At the weekend, on Saturday or Sunday afternoons , I drive down to the supermarket to do the weekly shop. More often than not I am alone. What a treat! To leave the house unaccompanied, even if it is only to Tesco. I hate doing the shop. The tedious mundanity of it. The buying of the same staples , week after week. The effort of thinking what could be bought for packed lunches that might be deemed acceptable ( where most things are not) Eking the budget out to last the month. Luxuries flung in the trolley with wild abandon in the first week, only glanced at ruefully at the end of the month. The utter , utter, pointlessness of stacking all the things in the conveyor belt, only to return them to the trolley from whence they came.

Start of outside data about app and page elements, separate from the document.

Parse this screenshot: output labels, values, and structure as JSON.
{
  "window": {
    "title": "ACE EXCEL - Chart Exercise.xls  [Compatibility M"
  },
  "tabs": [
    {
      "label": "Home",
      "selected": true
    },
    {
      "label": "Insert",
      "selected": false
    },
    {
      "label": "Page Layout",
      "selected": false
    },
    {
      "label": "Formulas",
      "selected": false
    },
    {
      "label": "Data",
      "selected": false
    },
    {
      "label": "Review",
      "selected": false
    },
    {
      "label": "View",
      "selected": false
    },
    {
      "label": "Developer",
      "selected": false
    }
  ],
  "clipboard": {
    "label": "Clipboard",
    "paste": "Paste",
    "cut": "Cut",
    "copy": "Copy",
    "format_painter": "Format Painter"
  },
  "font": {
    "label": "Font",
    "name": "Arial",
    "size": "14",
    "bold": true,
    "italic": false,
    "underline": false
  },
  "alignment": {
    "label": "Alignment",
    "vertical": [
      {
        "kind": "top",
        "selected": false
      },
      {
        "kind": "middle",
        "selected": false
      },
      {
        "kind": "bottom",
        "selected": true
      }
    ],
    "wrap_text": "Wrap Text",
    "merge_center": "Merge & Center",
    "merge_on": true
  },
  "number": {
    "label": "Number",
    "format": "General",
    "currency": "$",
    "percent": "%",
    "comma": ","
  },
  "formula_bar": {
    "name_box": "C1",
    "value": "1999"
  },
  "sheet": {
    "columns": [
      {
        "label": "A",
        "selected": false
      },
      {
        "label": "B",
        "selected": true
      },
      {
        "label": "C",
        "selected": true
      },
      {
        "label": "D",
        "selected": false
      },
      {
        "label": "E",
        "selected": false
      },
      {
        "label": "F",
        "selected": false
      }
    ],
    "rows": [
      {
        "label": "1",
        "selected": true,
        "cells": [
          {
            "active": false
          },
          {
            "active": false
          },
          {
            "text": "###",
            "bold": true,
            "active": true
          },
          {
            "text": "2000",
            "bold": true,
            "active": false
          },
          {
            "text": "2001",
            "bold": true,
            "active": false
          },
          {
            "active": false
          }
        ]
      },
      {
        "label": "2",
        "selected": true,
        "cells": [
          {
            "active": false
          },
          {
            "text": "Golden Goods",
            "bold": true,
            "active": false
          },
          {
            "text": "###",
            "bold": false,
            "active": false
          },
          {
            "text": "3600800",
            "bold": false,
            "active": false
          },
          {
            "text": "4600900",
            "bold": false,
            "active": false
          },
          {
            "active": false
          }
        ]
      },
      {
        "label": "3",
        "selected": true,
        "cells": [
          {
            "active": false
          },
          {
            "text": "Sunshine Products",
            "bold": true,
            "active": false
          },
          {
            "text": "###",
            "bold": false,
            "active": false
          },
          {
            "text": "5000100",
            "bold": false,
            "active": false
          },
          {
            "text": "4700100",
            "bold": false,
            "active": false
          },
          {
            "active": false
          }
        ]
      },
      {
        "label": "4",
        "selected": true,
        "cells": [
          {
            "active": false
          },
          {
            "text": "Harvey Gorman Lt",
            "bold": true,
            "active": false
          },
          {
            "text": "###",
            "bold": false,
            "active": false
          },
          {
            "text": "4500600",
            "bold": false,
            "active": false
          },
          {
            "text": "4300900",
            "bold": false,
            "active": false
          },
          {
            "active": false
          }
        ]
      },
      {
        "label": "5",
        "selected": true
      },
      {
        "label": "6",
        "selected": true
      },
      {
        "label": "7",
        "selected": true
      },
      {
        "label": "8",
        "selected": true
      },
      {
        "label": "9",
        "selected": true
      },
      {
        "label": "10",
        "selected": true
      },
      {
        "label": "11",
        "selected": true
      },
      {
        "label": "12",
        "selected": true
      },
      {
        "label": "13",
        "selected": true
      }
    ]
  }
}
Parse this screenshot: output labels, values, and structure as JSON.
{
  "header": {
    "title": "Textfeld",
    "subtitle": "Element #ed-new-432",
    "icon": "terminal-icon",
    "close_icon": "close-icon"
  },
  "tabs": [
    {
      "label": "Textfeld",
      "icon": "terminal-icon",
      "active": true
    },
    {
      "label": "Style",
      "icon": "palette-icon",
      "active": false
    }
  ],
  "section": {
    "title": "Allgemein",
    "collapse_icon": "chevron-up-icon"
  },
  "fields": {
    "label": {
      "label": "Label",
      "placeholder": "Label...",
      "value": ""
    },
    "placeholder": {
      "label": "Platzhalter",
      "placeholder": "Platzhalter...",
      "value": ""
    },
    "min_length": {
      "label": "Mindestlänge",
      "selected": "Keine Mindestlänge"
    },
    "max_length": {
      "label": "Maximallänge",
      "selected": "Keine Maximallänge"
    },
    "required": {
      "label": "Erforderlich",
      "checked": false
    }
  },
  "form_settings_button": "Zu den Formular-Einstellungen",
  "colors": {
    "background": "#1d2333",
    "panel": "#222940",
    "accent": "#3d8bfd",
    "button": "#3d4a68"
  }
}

On the way home, boot full of bags, I listen to a radio station which plays songs from the eighties and nineties. Ballads. Cheese. Guilty pleasures. And so the short journey home becomes immersed in nostalgia. The most prosaic of adult tasks, engulfed by waves of the rawest emotions. One week I am weeping at Time of My Life, the next I am belting out Westlife remembering the time I sung it at karaoke (the only time I’ve done karaoke). Tracey Chapman takes me back to driving holidays in the south of France as a child, motoring down tree-lined avenues. I remember , momentarily, all the times that have been , that will never be again, and I am overwhelmed with longing. I grieve for the times I do not remember, that were also mundane, but which by virtue of being past are bathed in gold. I remember and I mourn and I forget. I cry and laugh, and sing. I do all of these things as I drive, winding my way home through suburban roads, and the goods spill out from the hastily packed bags in the boot.